▶ [Activity]
Please copy each line of the records below that includes the word "receipts".
*** Material shown ***
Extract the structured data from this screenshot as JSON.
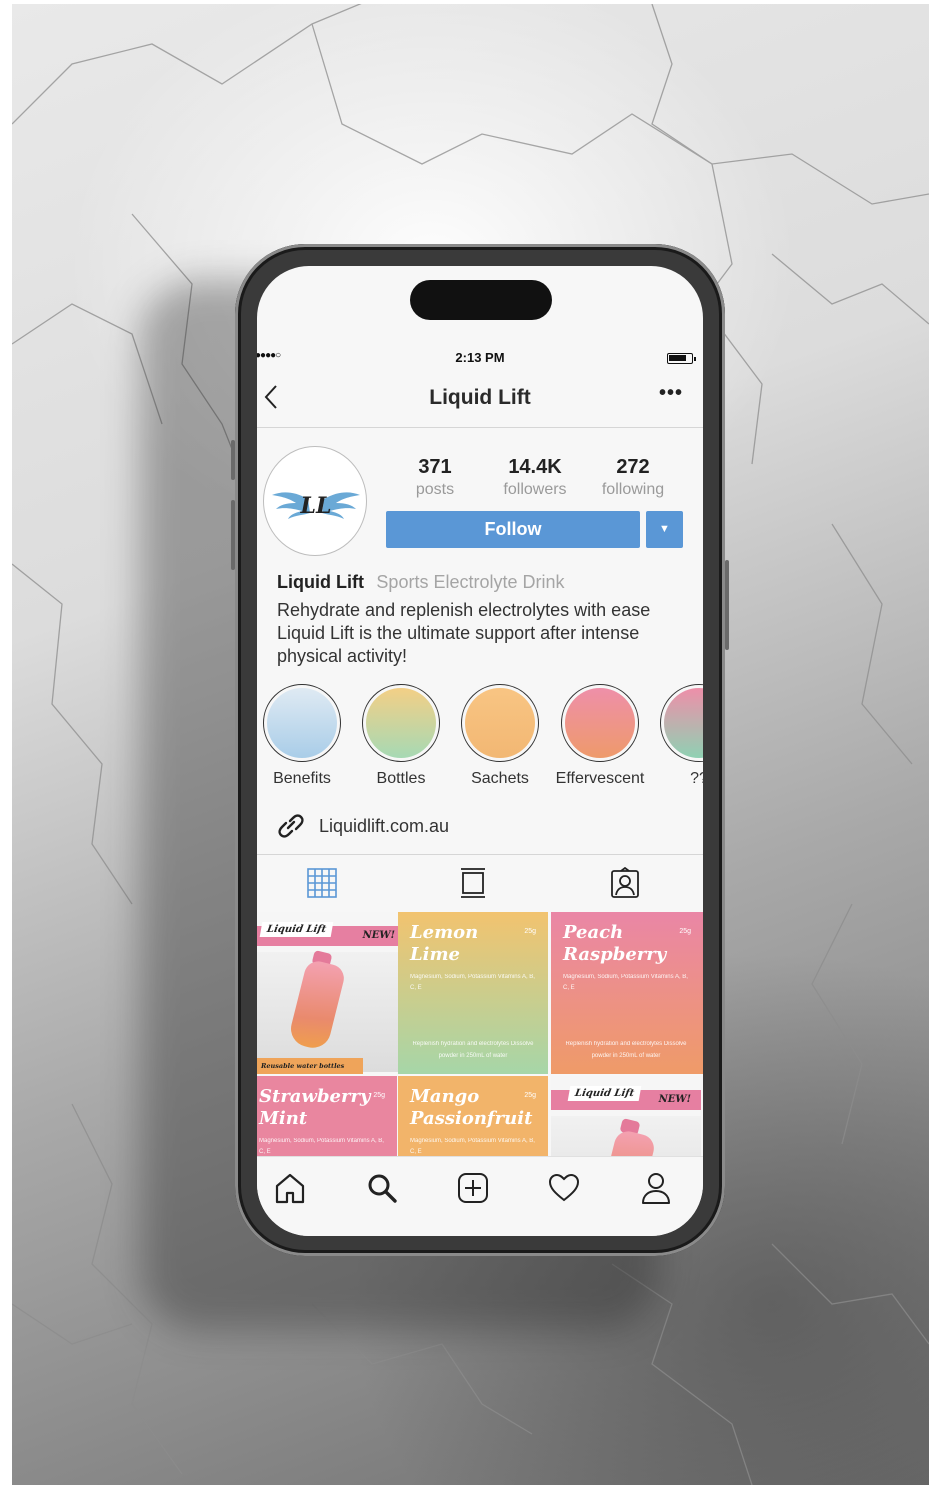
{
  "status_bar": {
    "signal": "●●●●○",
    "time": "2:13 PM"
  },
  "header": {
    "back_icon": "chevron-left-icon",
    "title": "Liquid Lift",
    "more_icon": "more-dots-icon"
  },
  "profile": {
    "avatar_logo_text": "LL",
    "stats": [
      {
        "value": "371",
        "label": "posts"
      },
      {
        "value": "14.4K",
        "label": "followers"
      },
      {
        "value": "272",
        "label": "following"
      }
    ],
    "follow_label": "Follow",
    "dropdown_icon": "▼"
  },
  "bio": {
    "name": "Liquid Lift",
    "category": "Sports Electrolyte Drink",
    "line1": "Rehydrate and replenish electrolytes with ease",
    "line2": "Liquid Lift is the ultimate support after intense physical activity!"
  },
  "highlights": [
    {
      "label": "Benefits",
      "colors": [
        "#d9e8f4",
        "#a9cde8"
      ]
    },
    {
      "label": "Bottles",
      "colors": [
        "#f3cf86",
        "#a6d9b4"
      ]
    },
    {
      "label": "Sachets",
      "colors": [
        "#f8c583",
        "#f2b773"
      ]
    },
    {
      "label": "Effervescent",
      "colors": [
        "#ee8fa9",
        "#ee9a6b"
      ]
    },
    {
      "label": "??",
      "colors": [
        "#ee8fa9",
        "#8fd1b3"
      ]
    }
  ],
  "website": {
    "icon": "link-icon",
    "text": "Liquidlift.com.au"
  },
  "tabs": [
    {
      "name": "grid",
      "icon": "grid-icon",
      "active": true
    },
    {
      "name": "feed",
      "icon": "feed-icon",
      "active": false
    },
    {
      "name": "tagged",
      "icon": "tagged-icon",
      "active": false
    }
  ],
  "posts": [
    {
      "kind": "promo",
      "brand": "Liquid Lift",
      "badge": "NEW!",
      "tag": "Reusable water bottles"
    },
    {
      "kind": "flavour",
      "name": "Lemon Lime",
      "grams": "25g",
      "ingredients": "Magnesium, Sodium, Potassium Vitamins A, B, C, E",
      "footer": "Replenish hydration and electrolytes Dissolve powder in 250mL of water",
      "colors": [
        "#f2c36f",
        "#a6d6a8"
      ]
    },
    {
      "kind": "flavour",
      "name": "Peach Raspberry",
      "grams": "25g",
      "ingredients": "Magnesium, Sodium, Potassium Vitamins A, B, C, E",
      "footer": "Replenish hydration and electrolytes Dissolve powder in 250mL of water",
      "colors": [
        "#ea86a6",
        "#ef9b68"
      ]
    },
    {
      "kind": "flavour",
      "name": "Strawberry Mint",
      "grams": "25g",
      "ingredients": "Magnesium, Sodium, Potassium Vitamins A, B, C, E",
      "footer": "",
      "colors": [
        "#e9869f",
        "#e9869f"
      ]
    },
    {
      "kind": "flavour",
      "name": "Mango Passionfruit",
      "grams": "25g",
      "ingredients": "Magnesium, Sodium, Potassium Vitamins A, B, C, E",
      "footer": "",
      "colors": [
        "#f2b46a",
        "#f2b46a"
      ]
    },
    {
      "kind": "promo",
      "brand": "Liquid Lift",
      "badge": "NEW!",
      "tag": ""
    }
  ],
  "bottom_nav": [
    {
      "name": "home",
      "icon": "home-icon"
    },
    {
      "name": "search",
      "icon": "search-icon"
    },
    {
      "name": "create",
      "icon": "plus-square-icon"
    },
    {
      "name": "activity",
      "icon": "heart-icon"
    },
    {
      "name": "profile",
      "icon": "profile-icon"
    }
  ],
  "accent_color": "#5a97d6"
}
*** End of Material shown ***
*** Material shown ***
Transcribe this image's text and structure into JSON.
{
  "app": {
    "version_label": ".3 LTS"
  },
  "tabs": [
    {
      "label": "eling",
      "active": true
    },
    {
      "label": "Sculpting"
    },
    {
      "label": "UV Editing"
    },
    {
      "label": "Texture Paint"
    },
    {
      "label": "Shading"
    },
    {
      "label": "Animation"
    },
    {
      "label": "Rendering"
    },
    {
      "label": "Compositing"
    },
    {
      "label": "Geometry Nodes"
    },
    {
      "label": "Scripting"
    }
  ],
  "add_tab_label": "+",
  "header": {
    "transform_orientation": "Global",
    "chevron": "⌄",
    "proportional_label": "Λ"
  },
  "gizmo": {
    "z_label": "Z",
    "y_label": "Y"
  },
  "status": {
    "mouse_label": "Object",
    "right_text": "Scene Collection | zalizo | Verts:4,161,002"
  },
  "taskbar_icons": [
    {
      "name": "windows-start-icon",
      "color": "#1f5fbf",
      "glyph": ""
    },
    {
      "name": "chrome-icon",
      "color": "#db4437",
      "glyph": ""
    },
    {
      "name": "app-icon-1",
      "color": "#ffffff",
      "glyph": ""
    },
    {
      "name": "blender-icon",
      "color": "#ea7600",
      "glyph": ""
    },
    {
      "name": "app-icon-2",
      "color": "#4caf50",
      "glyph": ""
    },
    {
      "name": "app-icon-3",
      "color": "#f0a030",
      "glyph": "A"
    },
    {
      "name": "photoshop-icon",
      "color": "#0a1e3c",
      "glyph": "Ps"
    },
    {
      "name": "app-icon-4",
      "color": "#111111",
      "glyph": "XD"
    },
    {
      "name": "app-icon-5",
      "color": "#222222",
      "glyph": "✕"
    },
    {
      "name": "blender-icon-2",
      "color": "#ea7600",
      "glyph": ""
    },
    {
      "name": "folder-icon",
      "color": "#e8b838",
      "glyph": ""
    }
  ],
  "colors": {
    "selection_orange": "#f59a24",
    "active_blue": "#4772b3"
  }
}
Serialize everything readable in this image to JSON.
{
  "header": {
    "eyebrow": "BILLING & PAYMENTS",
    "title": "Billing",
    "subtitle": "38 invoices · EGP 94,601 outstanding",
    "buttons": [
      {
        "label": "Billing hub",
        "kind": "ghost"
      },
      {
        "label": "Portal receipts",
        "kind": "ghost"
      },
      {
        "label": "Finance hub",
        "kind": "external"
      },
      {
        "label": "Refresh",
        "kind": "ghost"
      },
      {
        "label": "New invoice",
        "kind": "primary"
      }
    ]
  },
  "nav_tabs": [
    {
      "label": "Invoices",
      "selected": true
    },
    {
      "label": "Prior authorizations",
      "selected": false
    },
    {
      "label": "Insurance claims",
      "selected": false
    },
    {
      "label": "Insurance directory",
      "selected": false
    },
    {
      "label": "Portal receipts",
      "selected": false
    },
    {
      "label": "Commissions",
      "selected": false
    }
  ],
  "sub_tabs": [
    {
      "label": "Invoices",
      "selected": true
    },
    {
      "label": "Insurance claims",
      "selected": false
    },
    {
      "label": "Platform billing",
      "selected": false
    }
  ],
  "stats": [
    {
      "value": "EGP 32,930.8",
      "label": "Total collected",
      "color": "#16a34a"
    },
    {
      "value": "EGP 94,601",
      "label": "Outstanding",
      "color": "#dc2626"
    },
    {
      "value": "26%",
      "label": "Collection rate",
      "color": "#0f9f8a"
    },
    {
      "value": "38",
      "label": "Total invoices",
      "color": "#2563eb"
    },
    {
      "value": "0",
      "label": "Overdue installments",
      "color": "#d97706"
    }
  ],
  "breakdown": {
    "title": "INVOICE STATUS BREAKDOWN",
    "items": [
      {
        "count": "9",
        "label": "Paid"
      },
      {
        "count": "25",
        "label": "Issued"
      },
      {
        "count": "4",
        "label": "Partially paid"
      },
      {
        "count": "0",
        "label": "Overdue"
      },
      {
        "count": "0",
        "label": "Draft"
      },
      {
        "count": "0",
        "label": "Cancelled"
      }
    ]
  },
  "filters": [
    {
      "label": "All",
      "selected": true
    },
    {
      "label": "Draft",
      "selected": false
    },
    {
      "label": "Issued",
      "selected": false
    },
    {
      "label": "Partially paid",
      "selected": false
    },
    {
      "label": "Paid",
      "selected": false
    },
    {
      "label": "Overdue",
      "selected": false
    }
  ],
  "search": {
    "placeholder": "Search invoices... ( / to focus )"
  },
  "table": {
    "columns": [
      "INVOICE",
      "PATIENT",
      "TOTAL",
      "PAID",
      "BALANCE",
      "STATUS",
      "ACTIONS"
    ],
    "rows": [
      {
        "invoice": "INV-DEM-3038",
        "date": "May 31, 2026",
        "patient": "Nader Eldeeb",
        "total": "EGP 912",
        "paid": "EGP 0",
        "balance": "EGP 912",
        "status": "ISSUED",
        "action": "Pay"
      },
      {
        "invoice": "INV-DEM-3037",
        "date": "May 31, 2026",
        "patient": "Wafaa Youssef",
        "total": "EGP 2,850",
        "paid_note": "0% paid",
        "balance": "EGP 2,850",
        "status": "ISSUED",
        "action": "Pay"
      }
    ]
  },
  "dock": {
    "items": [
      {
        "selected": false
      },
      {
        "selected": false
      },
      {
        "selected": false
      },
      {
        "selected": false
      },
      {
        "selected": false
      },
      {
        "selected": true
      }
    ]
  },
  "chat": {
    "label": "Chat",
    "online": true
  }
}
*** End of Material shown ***
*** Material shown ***
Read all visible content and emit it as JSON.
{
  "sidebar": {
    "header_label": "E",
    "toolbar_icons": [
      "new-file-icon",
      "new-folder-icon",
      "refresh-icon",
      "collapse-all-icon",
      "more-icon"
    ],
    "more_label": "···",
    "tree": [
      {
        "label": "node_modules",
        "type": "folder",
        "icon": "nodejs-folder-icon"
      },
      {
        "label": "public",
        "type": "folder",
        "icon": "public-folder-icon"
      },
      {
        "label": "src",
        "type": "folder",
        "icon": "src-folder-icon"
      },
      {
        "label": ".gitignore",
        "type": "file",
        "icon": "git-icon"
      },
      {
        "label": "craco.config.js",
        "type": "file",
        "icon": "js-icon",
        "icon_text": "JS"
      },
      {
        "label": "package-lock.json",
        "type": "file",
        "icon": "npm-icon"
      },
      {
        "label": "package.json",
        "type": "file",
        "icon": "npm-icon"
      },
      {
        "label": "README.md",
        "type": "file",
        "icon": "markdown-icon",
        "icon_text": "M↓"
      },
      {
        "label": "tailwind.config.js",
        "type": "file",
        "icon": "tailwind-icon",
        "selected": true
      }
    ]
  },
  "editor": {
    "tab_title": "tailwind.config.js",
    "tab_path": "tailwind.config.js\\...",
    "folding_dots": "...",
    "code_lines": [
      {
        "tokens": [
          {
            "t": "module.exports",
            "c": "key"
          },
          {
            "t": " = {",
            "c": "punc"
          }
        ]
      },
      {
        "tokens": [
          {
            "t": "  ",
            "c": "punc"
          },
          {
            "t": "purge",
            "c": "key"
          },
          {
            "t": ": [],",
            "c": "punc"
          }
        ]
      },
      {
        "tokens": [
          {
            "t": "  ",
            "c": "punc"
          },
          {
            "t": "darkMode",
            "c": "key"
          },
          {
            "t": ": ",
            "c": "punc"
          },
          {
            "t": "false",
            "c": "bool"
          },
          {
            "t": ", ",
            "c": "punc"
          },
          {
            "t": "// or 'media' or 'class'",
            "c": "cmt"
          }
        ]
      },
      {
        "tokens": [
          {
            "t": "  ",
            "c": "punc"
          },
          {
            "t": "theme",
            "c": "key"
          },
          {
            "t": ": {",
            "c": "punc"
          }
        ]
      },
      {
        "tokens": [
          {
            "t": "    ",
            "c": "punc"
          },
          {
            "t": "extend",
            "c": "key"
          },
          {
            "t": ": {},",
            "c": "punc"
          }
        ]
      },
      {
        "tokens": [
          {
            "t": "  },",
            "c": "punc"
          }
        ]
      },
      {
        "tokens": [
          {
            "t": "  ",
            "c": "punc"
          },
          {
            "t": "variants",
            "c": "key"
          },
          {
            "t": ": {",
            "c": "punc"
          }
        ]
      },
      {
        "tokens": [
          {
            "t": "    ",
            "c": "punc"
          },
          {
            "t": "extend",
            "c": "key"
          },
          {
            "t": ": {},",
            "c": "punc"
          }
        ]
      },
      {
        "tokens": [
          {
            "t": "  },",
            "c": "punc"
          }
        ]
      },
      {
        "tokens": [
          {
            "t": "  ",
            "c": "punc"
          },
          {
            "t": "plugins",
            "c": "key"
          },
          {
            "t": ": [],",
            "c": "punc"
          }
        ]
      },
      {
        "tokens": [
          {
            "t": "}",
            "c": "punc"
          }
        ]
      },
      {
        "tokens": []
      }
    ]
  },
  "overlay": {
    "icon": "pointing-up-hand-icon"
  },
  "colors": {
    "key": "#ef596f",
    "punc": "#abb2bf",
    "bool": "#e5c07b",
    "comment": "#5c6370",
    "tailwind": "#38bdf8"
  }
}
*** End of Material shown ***
▶ [Answer below]
        "label": "Portal receipts",
      "label": "Portal receipts",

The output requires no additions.